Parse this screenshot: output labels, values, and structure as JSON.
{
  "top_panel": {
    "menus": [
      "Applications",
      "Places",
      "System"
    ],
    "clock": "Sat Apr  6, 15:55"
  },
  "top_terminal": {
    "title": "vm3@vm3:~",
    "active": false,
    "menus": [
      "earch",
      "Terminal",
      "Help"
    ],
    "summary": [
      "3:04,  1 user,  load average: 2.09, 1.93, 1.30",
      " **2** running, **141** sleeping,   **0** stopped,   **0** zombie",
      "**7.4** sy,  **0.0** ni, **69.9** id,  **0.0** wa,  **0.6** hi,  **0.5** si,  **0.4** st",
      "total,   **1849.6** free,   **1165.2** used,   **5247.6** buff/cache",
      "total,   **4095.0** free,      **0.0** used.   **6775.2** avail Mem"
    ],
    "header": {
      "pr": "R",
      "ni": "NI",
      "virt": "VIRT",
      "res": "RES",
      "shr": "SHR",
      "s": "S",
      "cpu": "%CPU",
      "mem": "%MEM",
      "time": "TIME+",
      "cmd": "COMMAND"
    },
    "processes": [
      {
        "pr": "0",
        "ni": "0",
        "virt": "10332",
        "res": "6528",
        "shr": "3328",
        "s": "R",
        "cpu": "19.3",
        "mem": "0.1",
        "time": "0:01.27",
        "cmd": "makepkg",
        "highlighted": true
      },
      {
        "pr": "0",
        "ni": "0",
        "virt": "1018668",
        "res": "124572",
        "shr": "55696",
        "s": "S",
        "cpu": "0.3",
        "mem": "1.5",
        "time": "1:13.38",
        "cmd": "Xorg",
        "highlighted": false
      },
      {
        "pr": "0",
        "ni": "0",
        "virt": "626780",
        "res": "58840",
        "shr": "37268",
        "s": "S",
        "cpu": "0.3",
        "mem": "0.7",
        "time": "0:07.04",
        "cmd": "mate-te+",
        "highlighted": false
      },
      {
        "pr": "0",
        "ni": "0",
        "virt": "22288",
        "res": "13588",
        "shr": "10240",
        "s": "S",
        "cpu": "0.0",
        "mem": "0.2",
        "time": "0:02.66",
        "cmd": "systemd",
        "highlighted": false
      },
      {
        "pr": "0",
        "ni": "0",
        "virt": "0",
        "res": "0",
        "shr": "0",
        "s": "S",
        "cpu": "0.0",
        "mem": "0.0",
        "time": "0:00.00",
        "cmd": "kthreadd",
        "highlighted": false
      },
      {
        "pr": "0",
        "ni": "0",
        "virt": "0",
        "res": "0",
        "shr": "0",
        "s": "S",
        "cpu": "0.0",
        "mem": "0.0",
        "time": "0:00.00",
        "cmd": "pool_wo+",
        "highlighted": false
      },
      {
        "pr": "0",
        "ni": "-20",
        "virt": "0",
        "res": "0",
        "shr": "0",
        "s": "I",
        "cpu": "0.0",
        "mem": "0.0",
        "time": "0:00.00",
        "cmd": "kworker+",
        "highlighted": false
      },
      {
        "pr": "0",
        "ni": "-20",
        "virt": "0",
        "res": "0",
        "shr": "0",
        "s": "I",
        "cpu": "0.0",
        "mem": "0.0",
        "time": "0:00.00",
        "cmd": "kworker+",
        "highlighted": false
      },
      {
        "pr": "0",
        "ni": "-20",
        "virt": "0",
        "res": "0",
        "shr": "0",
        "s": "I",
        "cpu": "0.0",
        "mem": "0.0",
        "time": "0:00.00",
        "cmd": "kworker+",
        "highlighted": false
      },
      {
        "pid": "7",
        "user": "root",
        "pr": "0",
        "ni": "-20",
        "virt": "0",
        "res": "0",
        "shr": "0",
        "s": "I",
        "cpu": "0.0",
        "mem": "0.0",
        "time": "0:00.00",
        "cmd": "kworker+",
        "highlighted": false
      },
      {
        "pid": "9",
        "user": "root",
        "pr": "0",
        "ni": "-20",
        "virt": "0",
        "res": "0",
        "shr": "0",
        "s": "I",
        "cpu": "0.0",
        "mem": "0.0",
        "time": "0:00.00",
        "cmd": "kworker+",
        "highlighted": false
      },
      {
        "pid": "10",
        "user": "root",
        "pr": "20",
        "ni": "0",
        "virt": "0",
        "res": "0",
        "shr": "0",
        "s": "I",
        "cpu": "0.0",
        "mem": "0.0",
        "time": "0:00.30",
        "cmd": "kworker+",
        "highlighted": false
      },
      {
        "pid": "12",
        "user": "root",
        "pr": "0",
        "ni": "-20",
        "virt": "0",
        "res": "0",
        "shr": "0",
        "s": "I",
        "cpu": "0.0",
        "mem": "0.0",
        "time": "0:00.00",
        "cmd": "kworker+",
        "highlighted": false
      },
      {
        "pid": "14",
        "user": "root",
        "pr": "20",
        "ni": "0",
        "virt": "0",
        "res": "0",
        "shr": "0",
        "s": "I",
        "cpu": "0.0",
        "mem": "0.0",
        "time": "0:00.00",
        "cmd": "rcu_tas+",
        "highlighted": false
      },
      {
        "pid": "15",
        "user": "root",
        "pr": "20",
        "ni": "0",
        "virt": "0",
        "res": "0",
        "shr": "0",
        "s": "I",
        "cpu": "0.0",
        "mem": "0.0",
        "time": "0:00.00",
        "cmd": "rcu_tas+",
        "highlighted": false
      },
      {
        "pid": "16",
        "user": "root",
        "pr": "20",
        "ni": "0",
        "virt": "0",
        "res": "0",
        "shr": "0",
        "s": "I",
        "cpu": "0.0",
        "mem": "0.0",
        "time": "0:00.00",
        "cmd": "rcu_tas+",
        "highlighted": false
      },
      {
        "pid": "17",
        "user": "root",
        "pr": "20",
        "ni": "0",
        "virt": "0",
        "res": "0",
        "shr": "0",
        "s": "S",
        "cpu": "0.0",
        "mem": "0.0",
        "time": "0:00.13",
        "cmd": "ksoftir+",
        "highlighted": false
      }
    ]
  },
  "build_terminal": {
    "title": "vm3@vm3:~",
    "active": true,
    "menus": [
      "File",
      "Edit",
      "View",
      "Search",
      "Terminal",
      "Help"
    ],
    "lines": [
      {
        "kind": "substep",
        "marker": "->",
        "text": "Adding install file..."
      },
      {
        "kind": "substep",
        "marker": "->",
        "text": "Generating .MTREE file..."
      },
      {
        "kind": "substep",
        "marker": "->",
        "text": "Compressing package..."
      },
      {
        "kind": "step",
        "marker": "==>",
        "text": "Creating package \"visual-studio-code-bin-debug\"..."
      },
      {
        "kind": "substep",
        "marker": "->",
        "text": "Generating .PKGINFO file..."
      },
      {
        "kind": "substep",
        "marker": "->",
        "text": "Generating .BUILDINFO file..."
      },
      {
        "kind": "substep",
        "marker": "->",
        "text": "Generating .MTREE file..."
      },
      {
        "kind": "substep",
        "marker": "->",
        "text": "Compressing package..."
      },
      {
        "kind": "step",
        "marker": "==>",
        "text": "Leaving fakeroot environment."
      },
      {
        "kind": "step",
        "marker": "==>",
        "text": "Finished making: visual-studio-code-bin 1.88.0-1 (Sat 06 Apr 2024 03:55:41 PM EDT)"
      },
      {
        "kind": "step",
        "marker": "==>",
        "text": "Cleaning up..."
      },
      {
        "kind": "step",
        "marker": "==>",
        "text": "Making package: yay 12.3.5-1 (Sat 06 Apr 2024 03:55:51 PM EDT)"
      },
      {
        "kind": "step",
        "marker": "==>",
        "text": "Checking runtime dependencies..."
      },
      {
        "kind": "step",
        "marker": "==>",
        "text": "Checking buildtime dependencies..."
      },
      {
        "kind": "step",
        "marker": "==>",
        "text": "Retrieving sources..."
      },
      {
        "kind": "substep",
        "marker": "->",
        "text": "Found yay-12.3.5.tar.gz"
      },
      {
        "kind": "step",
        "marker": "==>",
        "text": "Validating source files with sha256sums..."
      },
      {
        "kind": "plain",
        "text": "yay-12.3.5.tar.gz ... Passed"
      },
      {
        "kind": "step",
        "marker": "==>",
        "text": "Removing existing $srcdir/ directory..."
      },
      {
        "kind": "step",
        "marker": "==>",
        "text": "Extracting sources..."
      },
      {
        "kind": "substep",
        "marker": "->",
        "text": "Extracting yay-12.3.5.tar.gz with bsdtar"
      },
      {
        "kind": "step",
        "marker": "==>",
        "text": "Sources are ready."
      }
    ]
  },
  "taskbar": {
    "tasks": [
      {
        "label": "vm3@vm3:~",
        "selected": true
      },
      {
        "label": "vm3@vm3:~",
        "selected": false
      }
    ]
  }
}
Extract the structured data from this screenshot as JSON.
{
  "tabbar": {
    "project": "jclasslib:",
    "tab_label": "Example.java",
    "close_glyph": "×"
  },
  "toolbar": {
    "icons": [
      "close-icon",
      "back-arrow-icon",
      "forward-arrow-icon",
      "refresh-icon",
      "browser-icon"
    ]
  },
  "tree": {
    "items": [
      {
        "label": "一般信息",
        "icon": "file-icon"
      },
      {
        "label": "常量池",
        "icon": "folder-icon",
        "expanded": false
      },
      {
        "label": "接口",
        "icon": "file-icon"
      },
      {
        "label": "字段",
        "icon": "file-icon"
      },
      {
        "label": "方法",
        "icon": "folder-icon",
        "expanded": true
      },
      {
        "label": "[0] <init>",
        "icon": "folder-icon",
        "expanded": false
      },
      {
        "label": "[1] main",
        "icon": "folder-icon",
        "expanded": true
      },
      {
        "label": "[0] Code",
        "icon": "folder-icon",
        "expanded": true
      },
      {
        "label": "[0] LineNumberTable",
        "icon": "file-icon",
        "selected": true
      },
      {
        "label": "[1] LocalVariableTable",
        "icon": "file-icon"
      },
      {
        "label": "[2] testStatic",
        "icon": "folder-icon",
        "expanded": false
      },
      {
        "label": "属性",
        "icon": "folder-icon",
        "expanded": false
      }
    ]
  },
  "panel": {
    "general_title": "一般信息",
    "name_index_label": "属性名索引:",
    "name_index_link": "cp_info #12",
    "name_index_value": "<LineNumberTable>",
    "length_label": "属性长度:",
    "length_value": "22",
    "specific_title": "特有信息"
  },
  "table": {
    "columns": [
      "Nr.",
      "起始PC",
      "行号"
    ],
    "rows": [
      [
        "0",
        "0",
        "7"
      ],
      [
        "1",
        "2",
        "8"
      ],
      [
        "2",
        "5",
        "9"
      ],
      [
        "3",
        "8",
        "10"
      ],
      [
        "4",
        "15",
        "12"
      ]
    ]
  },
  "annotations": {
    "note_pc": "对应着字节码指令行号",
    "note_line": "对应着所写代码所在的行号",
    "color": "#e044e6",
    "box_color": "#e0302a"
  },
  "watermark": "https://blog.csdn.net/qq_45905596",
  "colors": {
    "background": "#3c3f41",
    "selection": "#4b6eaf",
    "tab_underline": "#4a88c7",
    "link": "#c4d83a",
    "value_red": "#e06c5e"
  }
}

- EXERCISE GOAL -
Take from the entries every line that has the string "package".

- TASK OUTPUT -
        "text": "Compressing package..."
        "text": "Creating package \"visual-studio-code-bin-debug\"..."
        "text": "Compressing package..."
        "text": "Making package: yay 12.3.5-1 (Sat 06 Apr 2024 03:55:51 PM EDT)"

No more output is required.